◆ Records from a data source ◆
-=-=-

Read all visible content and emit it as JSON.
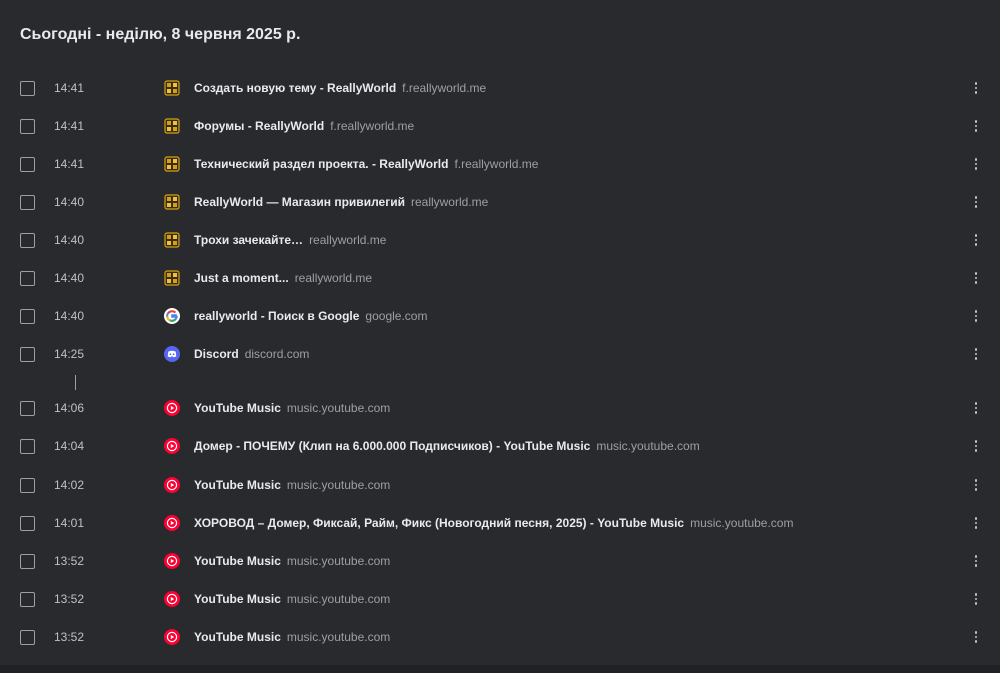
{
  "header": {
    "date_title": "Сьогодні - неділю, 8 червня 2025 р."
  },
  "colors": {
    "background": "#292a2d",
    "text_primary": "#e8eaed",
    "text_secondary": "#9aa0a6",
    "youtube_music_red": "#ff0033",
    "discord_blue": "#5865f2",
    "reallyworld_gold": "#d4a017"
  },
  "history": [
    {
      "time": "14:41",
      "icon": "reallyworld-icon",
      "title": "Создать новую тему - ReallyWorld",
      "domain": "f.reallyworld.me"
    },
    {
      "time": "14:41",
      "icon": "reallyworld-icon",
      "title": "Форумы - ReallyWorld",
      "domain": "f.reallyworld.me"
    },
    {
      "time": "14:41",
      "icon": "reallyworld-icon",
      "title": "Технический раздел проекта. - ReallyWorld",
      "domain": "f.reallyworld.me"
    },
    {
      "time": "14:40",
      "icon": "reallyworld-icon",
      "title": "ReallyWorld — Магазин привилегий",
      "domain": "reallyworld.me"
    },
    {
      "time": "14:40",
      "icon": "reallyworld-icon",
      "title": "Трохи зачекайте…",
      "domain": "reallyworld.me"
    },
    {
      "time": "14:40",
      "icon": "reallyworld-icon",
      "title": "Just a moment...",
      "domain": "reallyworld.me"
    },
    {
      "time": "14:40",
      "icon": "google-icon",
      "title": "reallyworld - Поиск в Google",
      "domain": "google.com"
    },
    {
      "time": "14:25",
      "icon": "discord-icon",
      "title": "Discord",
      "domain": "discord.com"
    },
    {
      "time": "14:06",
      "icon": "youtube-music-icon",
      "title": "YouTube Music",
      "domain": "music.youtube.com"
    },
    {
      "time": "14:04",
      "icon": "youtube-music-icon",
      "title": "Домер - ПОЧЕМУ (Клип на 6.000.000 Подписчиков) - YouTube Music",
      "domain": "music.youtube.com"
    },
    {
      "time": "14:02",
      "icon": "youtube-music-icon",
      "title": "YouTube Music",
      "domain": "music.youtube.com"
    },
    {
      "time": "14:01",
      "icon": "youtube-music-icon",
      "title": "ХОРОВОД – Домер, Фиксай, Райм, Фикс (Новогодний песня, 2025) - YouTube Music",
      "domain": "music.youtube.com"
    },
    {
      "time": "13:52",
      "icon": "youtube-music-icon",
      "title": "YouTube Music",
      "domain": "music.youtube.com"
    },
    {
      "time": "13:52",
      "icon": "youtube-music-icon",
      "title": "YouTube Music",
      "domain": "music.youtube.com"
    },
    {
      "time": "13:52",
      "icon": "youtube-music-icon",
      "title": "YouTube Music",
      "domain": "music.youtube.com"
    }
  ]
}
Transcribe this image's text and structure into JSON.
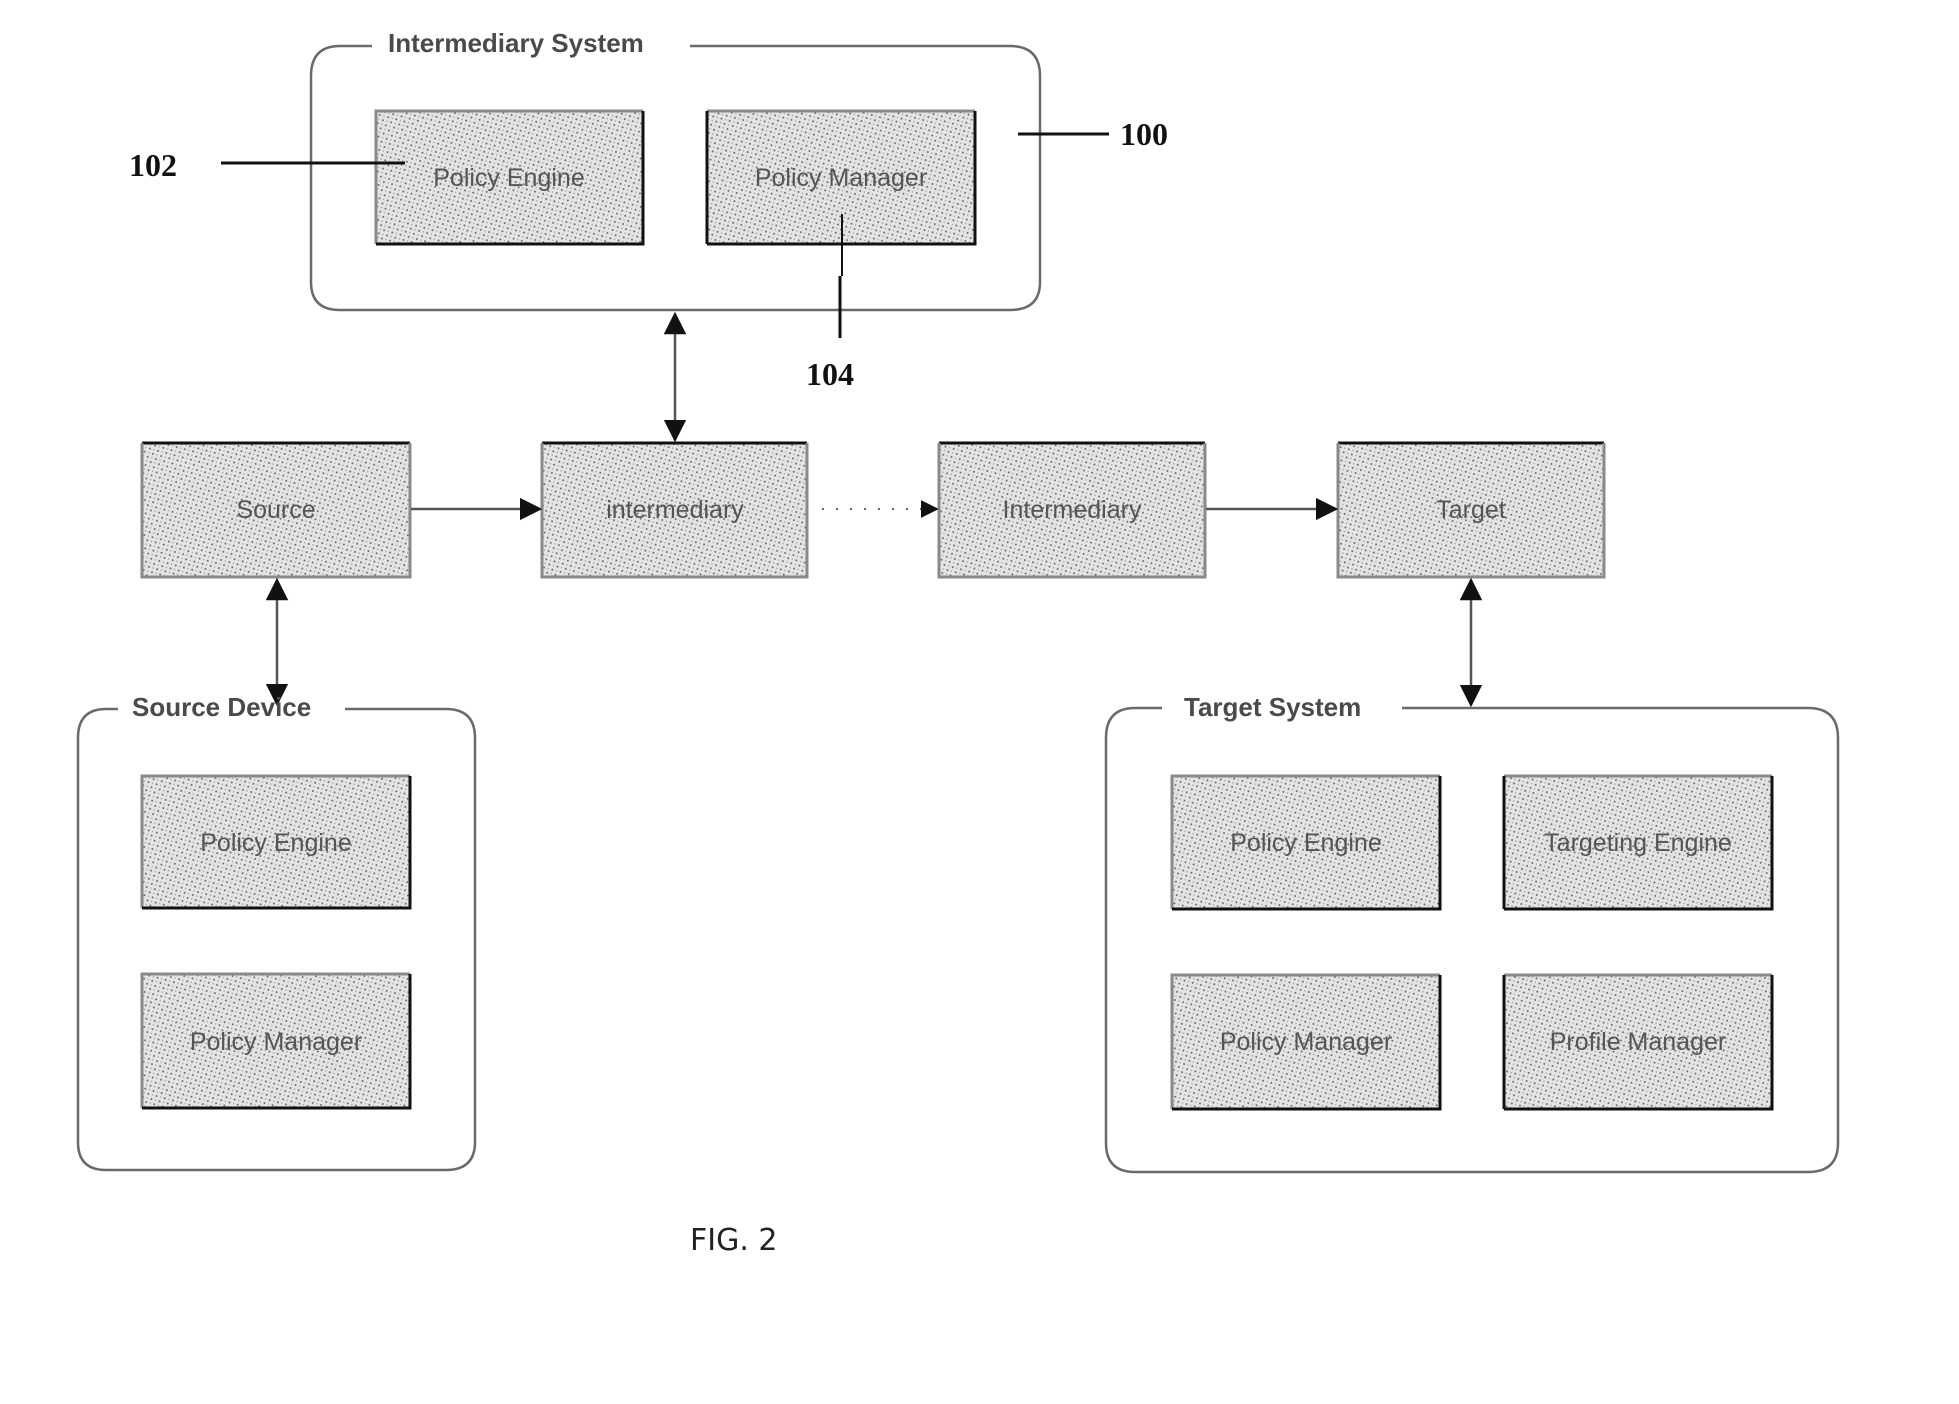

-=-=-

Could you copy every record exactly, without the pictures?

◆ TASK RESULT ◆
Read all visible content and emit it as JSON.
{
  "header": {
    "date_title": "Сьогодні - неділю, 8 червня 2025 р."
  },
  "colors": {
    "background": "#292a2d",
    "text_primary": "#e8eaed",
    "text_secondary": "#9aa0a6",
    "youtube_music_red": "#ff0033",
    "discord_blue": "#5865f2",
    "reallyworld_gold": "#d4a017"
  },
  "history": [
    {
      "time": "14:41",
      "icon": "reallyworld-icon",
      "title": "Создать новую тему - ReallyWorld",
      "domain": "f.reallyworld.me"
    },
    {
      "time": "14:41",
      "icon": "reallyworld-icon",
      "title": "Форумы - ReallyWorld",
      "domain": "f.reallyworld.me"
    },
    {
      "time": "14:41",
      "icon": "reallyworld-icon",
      "title": "Технический раздел проекта. - ReallyWorld",
      "domain": "f.reallyworld.me"
    },
    {
      "time": "14:40",
      "icon": "reallyworld-icon",
      "title": "ReallyWorld — Магазин привилегий",
      "domain": "reallyworld.me"
    },
    {
      "time": "14:40",
      "icon": "reallyworld-icon",
      "title": "Трохи зачекайте…",
      "domain": "reallyworld.me"
    },
    {
      "time": "14:40",
      "icon": "reallyworld-icon",
      "title": "Just a moment...",
      "domain": "reallyworld.me"
    },
    {
      "time": "14:40",
      "icon": "google-icon",
      "title": "reallyworld - Поиск в Google",
      "domain": "google.com"
    },
    {
      "time": "14:25",
      "icon": "discord-icon",
      "title": "Discord",
      "domain": "discord.com"
    },
    {
      "time": "14:06",
      "icon": "youtube-music-icon",
      "title": "YouTube Music",
      "domain": "music.youtube.com"
    },
    {
      "time": "14:04",
      "icon": "youtube-music-icon",
      "title": "Домер - ПОЧЕМУ (Клип на 6.000.000 Подписчиков) - YouTube Music",
      "domain": "music.youtube.com"
    },
    {
      "time": "14:02",
      "icon": "youtube-music-icon",
      "title": "YouTube Music",
      "domain": "music.youtube.com"
    },
    {
      "time": "14:01",
      "icon": "youtube-music-icon",
      "title": "ХОРОВОД – Домер, Фиксай, Райм, Фикс (Новогодний песня, 2025) - YouTube Music",
      "domain": "music.youtube.com"
    },
    {
      "time": "13:52",
      "icon": "youtube-music-icon",
      "title": "YouTube Music",
      "domain": "music.youtube.com"
    },
    {
      "time": "13:52",
      "icon": "youtube-music-icon",
      "title": "YouTube Music",
      "domain": "music.youtube.com"
    },
    {
      "time": "13:52",
      "icon": "youtube-music-icon",
      "title": "YouTube Music",
      "domain": "music.youtube.com"
    }
  ]
}
Transcribe this image's text and structure into JSON.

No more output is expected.